From the labour camp Mantinge, camp Ruinen and camp Westerbork it seems that most of the Jews can do as they please.
Jews coming from Mantinge ask residents in Drijber and surrounding villages (which residents , they apparently know soon enough) for bread, beans etc …
Everything offered was taken. As soon as the reaction to their begging tactics was negative 'they would faint from hunger' etc, so they could arouse compassion.
Furthermore it can be considered certain that they send along with their laundry all that was bought or begged, to their respective addresses.
The comrades [made unreadable, TR] and [made unreadable, TR] from Drijber are willing to witness. These comrades keep sending the Jews away.
Last week another ‘fainted’ Jew was lying in the barn of the Winters family at Drijber. He was cared for by them and being treated with compassion.
In Ruinen, Westerbork and Orvelte the 'Jewish plague' is just as bad. They are becoming more impertinent by the day and they know how to win the village residents for them: ‘poor Jews’. It is time to put an end to their walking about freely. According to a message of two comrades in Ruinen [made unreadable, TR] and [made unreadable, TR], the Jew Brest from Meppel was seen in Café Keller at Ruinen, behaving as if there were no regulations.
If possible, control must be more severe. If the police took their tasks more seriously, the above-mentioned incidents would not occur.

The commander
The high Commander

Alexander would never return to Meppel. On the 3rd of October 1942 he was reunited with his wife and children who were arrested in their beds in the night of 2nd and 3rd of October, and also transported to Westerbork. The reunion was short; on the 5th of October the whole family was transported to Auschwitz. On 8 October 1942, Betje, Levie, Mietje and Rozetta, were gassed there.
Father Alexander, like many other men who could still work, was selected to work.He was sent to work in Blechhammer, a satellite camp of Auschwitz, where he worked in a petrochemical factory. Maybe in the beginning he believed that he would see his wife and children again; that is what the Germans kept on saying. But soon after he found out that his loved ones were dead. He had to go on with all his grief. Until the 29th of February 1944 he worked in Blechhammer. On that day he died there.
A. J. van der Heide, from Erm, wrote about the last moments of the Brest family:

At Soembastraat, just past the house of counsellor Sikkens, a Jewish family was living with a difficult Polish name [probably the Brest family, TR]. I used to play with a boy from that family.

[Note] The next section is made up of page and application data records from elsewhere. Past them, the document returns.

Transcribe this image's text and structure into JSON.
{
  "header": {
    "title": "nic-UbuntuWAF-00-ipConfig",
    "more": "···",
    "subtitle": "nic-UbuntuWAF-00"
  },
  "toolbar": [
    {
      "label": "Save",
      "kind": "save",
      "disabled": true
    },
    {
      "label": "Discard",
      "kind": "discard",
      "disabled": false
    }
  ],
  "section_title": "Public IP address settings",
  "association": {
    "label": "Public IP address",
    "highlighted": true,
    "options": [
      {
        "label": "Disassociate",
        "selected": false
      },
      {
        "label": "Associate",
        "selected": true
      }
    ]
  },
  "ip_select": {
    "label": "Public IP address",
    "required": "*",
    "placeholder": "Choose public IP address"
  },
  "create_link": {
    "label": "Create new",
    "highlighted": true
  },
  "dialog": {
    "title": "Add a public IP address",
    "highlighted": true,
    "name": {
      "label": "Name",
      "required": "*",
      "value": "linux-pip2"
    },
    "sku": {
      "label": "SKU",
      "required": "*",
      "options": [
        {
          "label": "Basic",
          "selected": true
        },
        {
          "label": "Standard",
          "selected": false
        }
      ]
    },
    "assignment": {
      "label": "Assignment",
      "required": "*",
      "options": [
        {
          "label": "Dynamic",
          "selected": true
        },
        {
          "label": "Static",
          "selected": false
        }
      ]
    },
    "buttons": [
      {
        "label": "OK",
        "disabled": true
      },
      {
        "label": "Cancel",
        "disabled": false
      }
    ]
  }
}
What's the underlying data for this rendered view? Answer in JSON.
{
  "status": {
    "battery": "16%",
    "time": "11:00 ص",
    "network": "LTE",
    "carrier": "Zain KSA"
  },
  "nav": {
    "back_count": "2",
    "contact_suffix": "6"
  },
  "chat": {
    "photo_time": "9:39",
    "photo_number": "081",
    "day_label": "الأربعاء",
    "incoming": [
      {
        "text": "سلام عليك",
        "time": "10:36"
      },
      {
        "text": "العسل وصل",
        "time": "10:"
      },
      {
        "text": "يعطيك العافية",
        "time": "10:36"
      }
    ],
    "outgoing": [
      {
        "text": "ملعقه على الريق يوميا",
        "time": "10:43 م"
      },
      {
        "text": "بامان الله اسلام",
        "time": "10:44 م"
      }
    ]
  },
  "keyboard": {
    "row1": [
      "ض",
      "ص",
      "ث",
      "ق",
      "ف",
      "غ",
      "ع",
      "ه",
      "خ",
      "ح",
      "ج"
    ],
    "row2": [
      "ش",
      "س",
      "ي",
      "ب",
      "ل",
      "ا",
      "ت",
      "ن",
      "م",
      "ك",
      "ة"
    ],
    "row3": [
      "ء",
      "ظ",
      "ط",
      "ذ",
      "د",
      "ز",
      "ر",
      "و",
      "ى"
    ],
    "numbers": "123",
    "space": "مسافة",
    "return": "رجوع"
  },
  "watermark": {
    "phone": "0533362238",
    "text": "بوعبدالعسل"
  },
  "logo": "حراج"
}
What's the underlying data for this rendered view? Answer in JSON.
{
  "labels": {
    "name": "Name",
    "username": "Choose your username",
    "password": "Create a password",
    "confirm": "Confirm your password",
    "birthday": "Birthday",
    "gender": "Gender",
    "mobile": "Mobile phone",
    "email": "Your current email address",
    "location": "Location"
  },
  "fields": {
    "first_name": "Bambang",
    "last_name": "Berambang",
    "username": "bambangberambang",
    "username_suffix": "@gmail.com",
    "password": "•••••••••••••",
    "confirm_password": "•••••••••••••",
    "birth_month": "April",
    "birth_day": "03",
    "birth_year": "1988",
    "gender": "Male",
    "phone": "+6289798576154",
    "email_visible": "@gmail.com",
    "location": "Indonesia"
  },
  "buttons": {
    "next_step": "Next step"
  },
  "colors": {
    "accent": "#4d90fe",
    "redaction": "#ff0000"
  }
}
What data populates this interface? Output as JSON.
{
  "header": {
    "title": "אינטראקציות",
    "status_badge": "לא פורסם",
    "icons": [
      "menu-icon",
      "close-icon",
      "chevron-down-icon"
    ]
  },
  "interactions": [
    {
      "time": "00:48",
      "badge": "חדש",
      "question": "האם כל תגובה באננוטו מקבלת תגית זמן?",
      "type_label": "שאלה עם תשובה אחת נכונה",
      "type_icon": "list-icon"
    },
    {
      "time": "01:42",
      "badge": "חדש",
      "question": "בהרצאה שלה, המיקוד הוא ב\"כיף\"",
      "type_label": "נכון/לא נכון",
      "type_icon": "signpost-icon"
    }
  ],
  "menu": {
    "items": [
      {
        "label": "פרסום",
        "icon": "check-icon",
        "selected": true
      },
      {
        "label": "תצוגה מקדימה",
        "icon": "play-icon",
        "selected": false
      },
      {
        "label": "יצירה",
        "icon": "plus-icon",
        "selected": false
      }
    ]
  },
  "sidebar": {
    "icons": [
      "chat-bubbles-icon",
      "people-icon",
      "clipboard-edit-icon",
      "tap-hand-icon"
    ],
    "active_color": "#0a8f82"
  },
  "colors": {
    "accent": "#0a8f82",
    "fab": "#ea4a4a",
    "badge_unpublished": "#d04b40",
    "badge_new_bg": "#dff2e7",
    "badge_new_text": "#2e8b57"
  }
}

One morning, I saw a few neighbours in front of the house with fear on their faces. The back door was open and I went inside. No one was at home. It looked as if there had been a fight. Scraped carrots were still lying on the table. I will never forget that image for the rest of my life. 'They were taken away last night,' said one of the neighbours. Senior police officer Slots (18Ambonstraat ), and his colleagues had infallibly carried out the orders of the Germans. When I came home I asked: 'Papa, where were the Jews taken?' 'To Eastern Europe, where they have to work hard.'

(Extra information): Alexander’s mother Rosetta (His father had died before the war began) died 14 May 1943 in Sobibor and his brother Salomon died 31 December 1942 in Blechhammer.

No 40 Soembastraat.

No 40 Soembastraat 2005.